14 terms

chemistry #5

chemistry #5
covalent bond
ie. molecular compounds
1.Covalent bonds form between similar or identical atoms
(most often 2 nonmetals)
2. join nonmetallic atoms together to form molecules. The 2 nuclei attracted the same shared electrons - orbitals from the 2 atoms overlap.
covalent bond basic structure unit
molecular compound form
1. Molecular compounds may be solid (sugar), liquid (water), or gas (oxygen).
2. If soluble in water, usually produces a no conducting solution.
Exception : acids
covalent properties (4)
1. Low melting point
2. Low boiling point
3. Does not conduct electricity
4. Can form large macromolecules in solid form, called covalent networks (VERY high melting points)
ionic bonds
1. Ionic bonds form between atoms of dissimilar elements (metal&nonmetal)
2. Electrons transfer is involved
3. Do not contain discrete molecules - alternating (+)&(-) ions.
ionic compound form
1. solid at room temperature
2. If soluble in water, forms a solution that conducts electricity due to the presence of ions (charged particles) in the solution
bonding electrons
the valence electrons are shared
nonbonding electrons
the pairs of valence electrons are not shared
octet rule
The number of covalent bonds formed by a nonmetallic
element is directly correlated with the number of electrons
it must share in order to obtain an octet of electrons.

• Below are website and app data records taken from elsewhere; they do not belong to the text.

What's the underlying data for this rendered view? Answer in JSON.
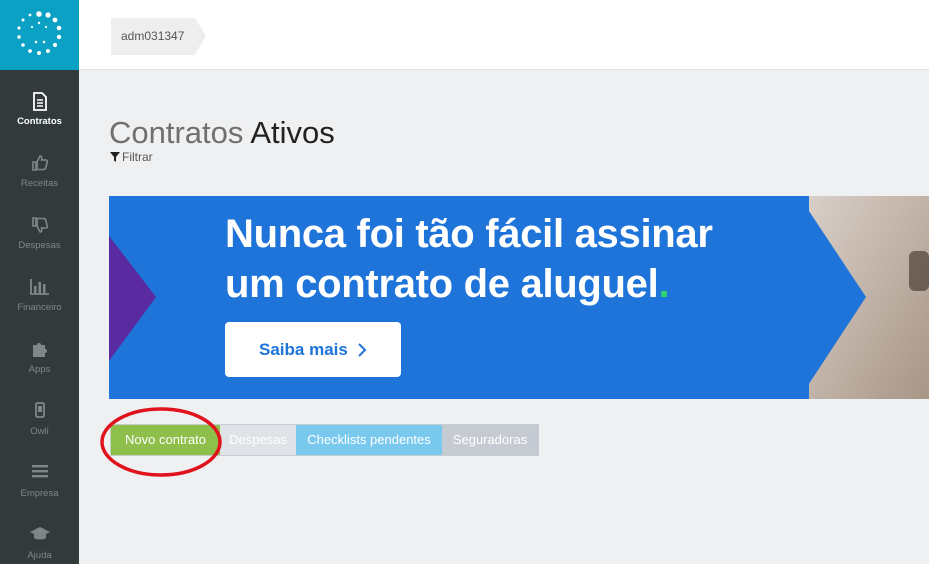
{
  "sidebar": {
    "items": [
      {
        "label": "Contratos",
        "icon": "document-icon",
        "active": true
      },
      {
        "label": "Receitas",
        "icon": "thumbs-up-icon"
      },
      {
        "label": "Despesas",
        "icon": "thumbs-down-icon"
      },
      {
        "label": "Financeiro",
        "icon": "bar-chart-icon"
      },
      {
        "label": "Apps",
        "icon": "puzzle-icon"
      },
      {
        "label": "Owli",
        "icon": "mobile-icon"
      },
      {
        "label": "Empresa",
        "icon": "menu-icon"
      },
      {
        "label": "Ajuda",
        "icon": "graduation-cap-icon"
      }
    ]
  },
  "header": {
    "breadcrumb": "adm031347"
  },
  "page": {
    "title_light": "Contratos",
    "title_strong": "Ativos",
    "filter_label": "Filtrar"
  },
  "banner": {
    "line1": "Nunca foi tão fácil assinar",
    "line2": "um contrato de aluguel",
    "line2_dot": ".",
    "button_label": "Saiba mais"
  },
  "tabs": [
    {
      "label": "Novo contrato"
    },
    {
      "label": "Despesas"
    },
    {
      "label": "Checklists pendentes"
    },
    {
      "label": "Seguradoras"
    }
  ],
  "colors": {
    "sidebar_bg": "#333a3c",
    "logo_bg": "#0ba1c4",
    "banner_blue": "#1e74d9",
    "novo_green": "#8dbf4a",
    "checklists_blue": "#79c9ef",
    "annotation_red": "#e0121c"
  }
}
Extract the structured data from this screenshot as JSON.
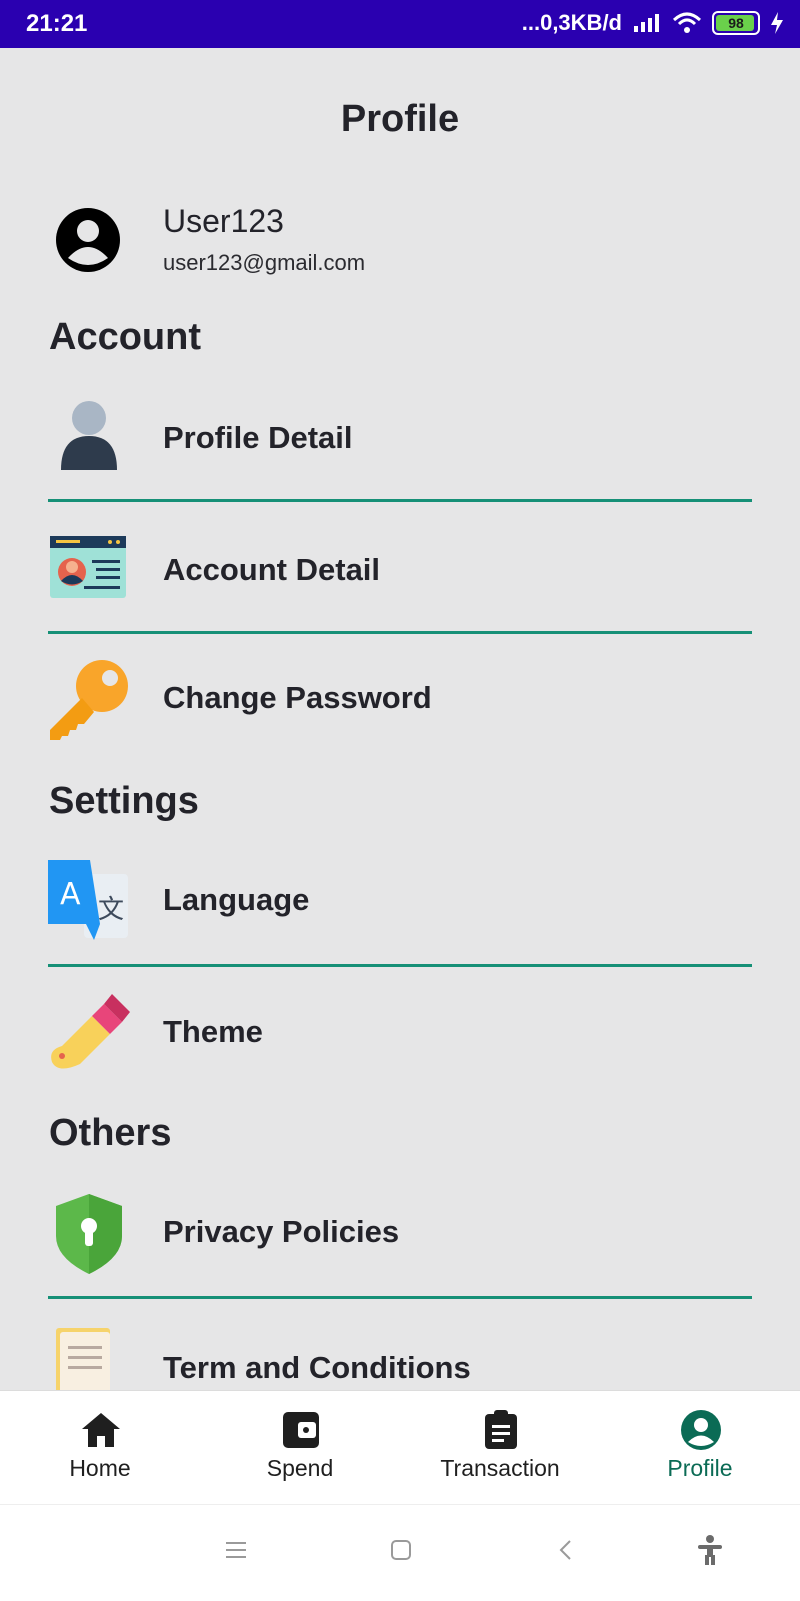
{
  "status": {
    "time": "21:21",
    "network": "...0,3KB/d",
    "battery": "98"
  },
  "page": {
    "title": "Profile"
  },
  "user": {
    "name": "User123",
    "email": "user123@gmail.com"
  },
  "sections": {
    "account": "Account",
    "settings": "Settings",
    "others": "Others"
  },
  "menu": {
    "profile_detail": "Profile Detail",
    "account_detail": "Account Detail",
    "change_password": "Change Password",
    "language": "Language",
    "theme": "Theme",
    "privacy": "Privacy Policies",
    "terms": "Term and Conditions"
  },
  "nav": {
    "home": "Home",
    "spend": "Spend",
    "transaction": "Transaction",
    "profile": "Profile"
  },
  "colors": {
    "accent": "#169077",
    "active_nav": "#0b6b55",
    "statusbar": "#2a00b0"
  }
}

ex. Ex: Fluorine - F - 7 valence electrons (VIIA).
It needs only one electron to achieve the octet.
single bonds
each atom contributes one electron
double bonds

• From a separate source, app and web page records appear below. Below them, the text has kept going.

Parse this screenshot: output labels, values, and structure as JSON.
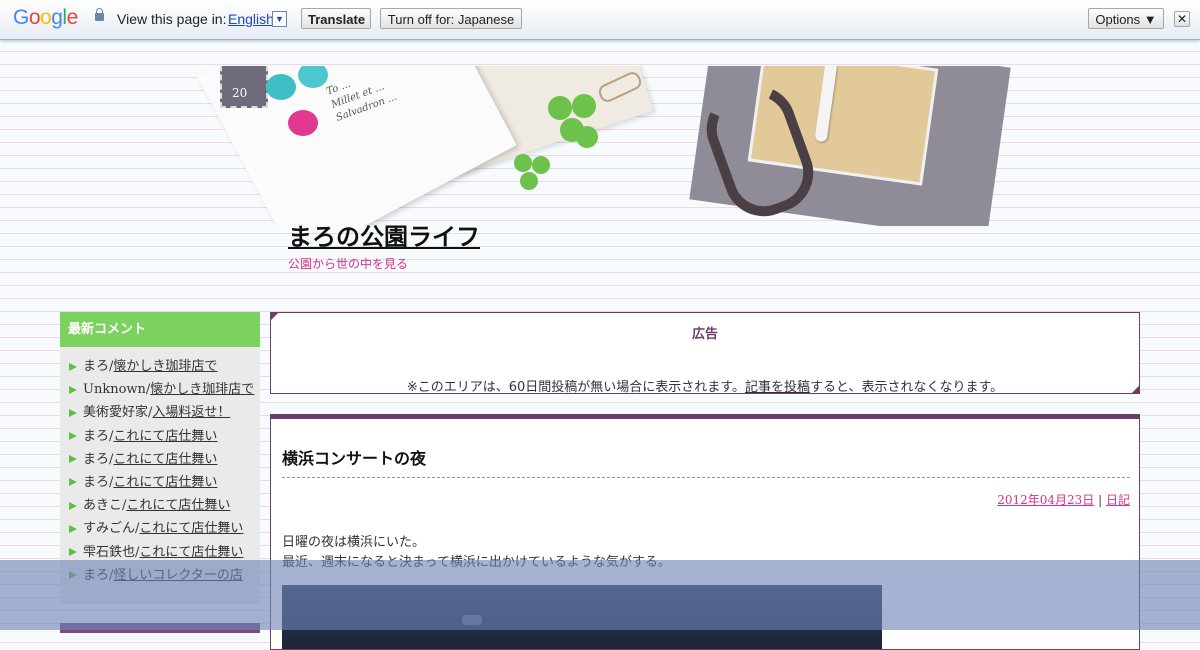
{
  "translate_bar": {
    "logo": "Google",
    "view_text": "View this page in:",
    "language": "English",
    "translate_label": "Translate",
    "turn_off_label": "Turn off for: Japanese",
    "options_label": "Options ▼",
    "close_label": "✕",
    "colors": {
      "blue": "#4285f4",
      "red": "#ea4335",
      "yellow": "#fbbc05",
      "green": "#34a853"
    }
  },
  "header": {
    "site_title": "まろの公園ライフ",
    "site_description": "公園から世の中を見る",
    "stamp_number": "20",
    "script_lines": [
      "To ...",
      "Millet et ...",
      "Salvadron ..."
    ]
  },
  "sidebar": {
    "title": "最新コメント",
    "items": [
      {
        "author": "まろ/",
        "link": "懐かしき珈琲店で"
      },
      {
        "author": "Unknown/",
        "link": "懐かしき珈琲店で"
      },
      {
        "author": "美術愛好家/",
        "link": "入場料返せ！"
      },
      {
        "author": "まろ/",
        "link": "これにて店仕舞い"
      },
      {
        "author": "まろ/",
        "link": "これにて店仕舞い"
      },
      {
        "author": "まろ/",
        "link": "これにて店仕舞い"
      },
      {
        "author": "あきこ/",
        "link": "これにて店仕舞い"
      },
      {
        "author": "すみごん/",
        "link": "これにて店仕舞い"
      },
      {
        "author": "雫石鉄也/",
        "link": "これにて店仕舞い"
      },
      {
        "author": "まろ/",
        "link": "怪しいコレクターの店"
      }
    ]
  },
  "ad": {
    "title": "広告",
    "note_before": "※このエリアは、60日間投稿が無い場合に表示されます。",
    "note_link": "記事を投稿",
    "note_after": "すると、表示されなくなります。"
  },
  "post": {
    "title": "横浜コンサートの夜",
    "date": "2012年04月23日",
    "separator": " | ",
    "category": "日記",
    "body_lines": [
      "日曜の夜は横浜にいた。",
      "最近、週末になると決まって横浜に出かけているような気がする。"
    ]
  }
}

each atom contributes two electrons
triple bonds
each atom contributes three electrons
coordinate covalent bonds
both electrons shared comes from one of the two atoms
Note: Atoms participating in coordinate covalent bonds generally do not form their normal number of covalent bonds.
bonds (single, double, triple) formed depends on
the vacancies in the valence electron shell